**Assignment**
Could you quote, exactly as they stand, the lines running from the one with "What data populates" to the final line of the material?
━━ Supplied material ━━
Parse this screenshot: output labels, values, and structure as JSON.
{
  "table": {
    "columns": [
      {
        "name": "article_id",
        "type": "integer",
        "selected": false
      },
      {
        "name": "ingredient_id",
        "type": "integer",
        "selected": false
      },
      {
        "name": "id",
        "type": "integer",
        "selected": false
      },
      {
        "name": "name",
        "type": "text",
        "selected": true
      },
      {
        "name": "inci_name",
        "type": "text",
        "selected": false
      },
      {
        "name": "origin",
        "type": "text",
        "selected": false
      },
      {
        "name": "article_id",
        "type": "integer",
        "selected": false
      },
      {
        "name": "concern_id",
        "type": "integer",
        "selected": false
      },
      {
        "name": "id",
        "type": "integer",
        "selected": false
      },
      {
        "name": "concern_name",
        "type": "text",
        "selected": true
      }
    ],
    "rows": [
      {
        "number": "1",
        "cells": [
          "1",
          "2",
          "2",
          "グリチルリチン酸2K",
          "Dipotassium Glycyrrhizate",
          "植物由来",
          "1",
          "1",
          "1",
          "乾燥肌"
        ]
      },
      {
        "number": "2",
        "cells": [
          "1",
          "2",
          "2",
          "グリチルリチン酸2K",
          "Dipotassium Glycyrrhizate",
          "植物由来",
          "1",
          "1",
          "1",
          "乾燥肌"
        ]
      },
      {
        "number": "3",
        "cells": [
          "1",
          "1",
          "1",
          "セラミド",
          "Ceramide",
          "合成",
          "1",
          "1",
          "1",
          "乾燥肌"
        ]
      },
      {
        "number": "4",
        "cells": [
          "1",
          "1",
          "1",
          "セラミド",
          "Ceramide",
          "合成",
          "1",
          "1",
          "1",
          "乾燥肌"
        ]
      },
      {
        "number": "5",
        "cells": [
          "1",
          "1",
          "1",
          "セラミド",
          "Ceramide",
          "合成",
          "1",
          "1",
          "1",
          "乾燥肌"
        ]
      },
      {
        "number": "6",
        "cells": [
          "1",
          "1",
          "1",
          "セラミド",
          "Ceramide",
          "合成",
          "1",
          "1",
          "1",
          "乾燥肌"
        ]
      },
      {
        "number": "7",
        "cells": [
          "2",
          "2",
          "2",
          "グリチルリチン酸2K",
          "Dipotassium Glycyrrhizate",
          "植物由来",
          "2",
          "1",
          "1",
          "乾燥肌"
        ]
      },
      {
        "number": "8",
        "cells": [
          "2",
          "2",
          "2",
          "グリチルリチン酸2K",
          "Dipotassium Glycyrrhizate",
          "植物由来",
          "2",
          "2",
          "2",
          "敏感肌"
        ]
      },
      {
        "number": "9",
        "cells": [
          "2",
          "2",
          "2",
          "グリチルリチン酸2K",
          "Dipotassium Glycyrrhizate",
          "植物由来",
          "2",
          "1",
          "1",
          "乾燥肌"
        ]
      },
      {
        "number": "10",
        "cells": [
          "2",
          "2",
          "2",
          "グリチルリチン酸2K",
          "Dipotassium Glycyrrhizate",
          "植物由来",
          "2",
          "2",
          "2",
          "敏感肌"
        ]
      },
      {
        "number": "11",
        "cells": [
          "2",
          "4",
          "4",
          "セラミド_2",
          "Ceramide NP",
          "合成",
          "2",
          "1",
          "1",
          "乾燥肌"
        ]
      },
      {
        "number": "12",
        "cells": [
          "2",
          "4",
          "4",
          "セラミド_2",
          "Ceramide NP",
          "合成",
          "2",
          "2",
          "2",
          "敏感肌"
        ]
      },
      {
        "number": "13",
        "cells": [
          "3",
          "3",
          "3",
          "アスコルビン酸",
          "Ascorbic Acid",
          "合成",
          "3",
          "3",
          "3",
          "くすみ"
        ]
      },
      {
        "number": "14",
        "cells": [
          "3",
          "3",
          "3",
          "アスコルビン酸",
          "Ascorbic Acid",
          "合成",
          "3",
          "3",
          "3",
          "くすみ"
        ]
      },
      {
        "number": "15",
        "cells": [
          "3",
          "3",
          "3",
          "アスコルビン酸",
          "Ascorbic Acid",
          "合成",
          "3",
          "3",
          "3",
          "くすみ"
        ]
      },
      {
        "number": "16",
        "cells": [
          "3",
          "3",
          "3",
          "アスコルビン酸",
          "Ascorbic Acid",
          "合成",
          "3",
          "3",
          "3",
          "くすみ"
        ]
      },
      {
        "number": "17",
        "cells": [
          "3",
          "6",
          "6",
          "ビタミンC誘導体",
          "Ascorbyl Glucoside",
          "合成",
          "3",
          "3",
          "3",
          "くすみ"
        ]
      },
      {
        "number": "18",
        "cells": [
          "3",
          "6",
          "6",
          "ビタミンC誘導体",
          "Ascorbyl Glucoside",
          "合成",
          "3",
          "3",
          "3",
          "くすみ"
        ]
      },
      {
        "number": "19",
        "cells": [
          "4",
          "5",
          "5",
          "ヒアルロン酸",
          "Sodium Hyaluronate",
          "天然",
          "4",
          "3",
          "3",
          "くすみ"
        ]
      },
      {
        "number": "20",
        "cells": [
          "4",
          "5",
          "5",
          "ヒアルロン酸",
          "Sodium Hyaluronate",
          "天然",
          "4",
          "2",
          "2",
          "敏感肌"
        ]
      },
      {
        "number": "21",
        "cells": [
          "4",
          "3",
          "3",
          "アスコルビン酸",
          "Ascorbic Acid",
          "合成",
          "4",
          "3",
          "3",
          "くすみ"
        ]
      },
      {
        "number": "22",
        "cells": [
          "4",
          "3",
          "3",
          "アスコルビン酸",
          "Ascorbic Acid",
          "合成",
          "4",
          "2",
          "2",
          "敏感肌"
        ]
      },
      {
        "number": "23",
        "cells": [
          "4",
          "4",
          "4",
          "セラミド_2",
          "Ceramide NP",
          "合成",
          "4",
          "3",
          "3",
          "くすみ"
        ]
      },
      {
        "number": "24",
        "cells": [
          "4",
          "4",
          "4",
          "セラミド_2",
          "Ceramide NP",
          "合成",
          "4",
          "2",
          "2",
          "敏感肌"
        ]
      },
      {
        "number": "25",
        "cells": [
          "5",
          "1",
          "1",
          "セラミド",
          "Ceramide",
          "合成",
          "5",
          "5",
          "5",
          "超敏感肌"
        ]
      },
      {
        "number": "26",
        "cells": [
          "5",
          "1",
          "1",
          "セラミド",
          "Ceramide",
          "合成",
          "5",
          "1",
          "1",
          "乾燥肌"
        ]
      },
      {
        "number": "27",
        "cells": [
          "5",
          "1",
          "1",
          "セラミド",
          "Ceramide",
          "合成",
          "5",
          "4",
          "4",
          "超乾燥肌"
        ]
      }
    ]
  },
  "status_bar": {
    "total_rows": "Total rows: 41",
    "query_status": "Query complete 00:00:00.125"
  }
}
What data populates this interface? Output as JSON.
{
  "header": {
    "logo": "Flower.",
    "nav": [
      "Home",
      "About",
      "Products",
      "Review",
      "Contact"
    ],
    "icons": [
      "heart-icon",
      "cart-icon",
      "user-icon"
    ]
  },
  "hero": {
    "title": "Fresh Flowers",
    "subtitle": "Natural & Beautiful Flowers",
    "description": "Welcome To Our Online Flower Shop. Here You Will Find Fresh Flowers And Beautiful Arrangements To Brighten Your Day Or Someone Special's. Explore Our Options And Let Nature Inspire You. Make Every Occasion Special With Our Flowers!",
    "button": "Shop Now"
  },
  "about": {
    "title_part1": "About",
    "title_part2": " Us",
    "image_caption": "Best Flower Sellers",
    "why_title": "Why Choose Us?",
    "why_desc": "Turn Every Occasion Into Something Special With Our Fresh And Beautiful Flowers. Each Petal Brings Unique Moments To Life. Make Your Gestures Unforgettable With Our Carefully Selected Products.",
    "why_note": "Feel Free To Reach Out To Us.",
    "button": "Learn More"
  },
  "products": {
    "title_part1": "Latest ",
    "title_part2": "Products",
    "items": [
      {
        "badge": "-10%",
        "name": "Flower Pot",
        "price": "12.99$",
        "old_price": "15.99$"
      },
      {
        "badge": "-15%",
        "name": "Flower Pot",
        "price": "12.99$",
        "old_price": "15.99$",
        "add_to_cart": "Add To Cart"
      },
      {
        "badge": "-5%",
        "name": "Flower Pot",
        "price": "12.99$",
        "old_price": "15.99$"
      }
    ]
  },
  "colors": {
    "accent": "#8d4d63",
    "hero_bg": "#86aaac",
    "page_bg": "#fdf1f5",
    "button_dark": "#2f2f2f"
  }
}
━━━
**Solution for this problem**
What data populates this interface? Output as JSON.
{
  "header": {
    "logo": "Flower.",
    "nav": [
      "Home",
      "About",
      "Products",
      "Review",
      "Contact"
    ],
    "icons": [
      "heart-icon",
      "cart-icon",
      "user-icon"
    ]
  },
  "hero": {
    "title": "Fresh Flowers",
    "subtitle": "Natural & Beautiful Flowers",
    "description": "Welcome To Our Online Flower Shop. Here You Will Find Fresh Flowers And Beautiful Arrangements To Brighten Your Day Or Someone Special's. Explore Our Options And Let Nature Inspire You. Make Every Occasion Special With Our Flowers!",
    "button": "Shop Now"
  },
  "about": {
    "title_part1": "About",
    "title_part2": " Us",
    "image_caption": "Best Flower Sellers",
    "why_title": "Why Choose Us?",
    "why_desc": "Turn Every Occasion Into Something Special With Our Fresh And Beautiful Flowers. Each Petal Brings Unique Moments To Life. Make Your Gestures Unforgettable With Our Carefully Selected Products.",
    "why_note": "Feel Free To Reach Out To Us.",
    "button": "Learn More"
  },
  "products": {
    "title_part1": "Latest ",
    "title_part2": "Products",
    "items": [
      {
        "badge": "-10%",
        "name": "Flower Pot",
        "price": "12.99$",
        "old_price": "15.99$"
      },
      {
        "badge": "-15%",
        "name": "Flower Pot",
        "price": "12.99$",
        "old_price": "15.99$",
        "add_to_cart": "Add To Cart"
      },
      {
        "badge": "-5%",
        "name": "Flower Pot",
        "price": "12.99$",
        "old_price": "15.99$"
      }
    ]
  },
  "colors": {
    "accent": "#8d4d63",
    "hero_bg": "#86aaac",
    "page_bg": "#fdf1f5",
    "button_dark": "#2f2f2f"
  }
}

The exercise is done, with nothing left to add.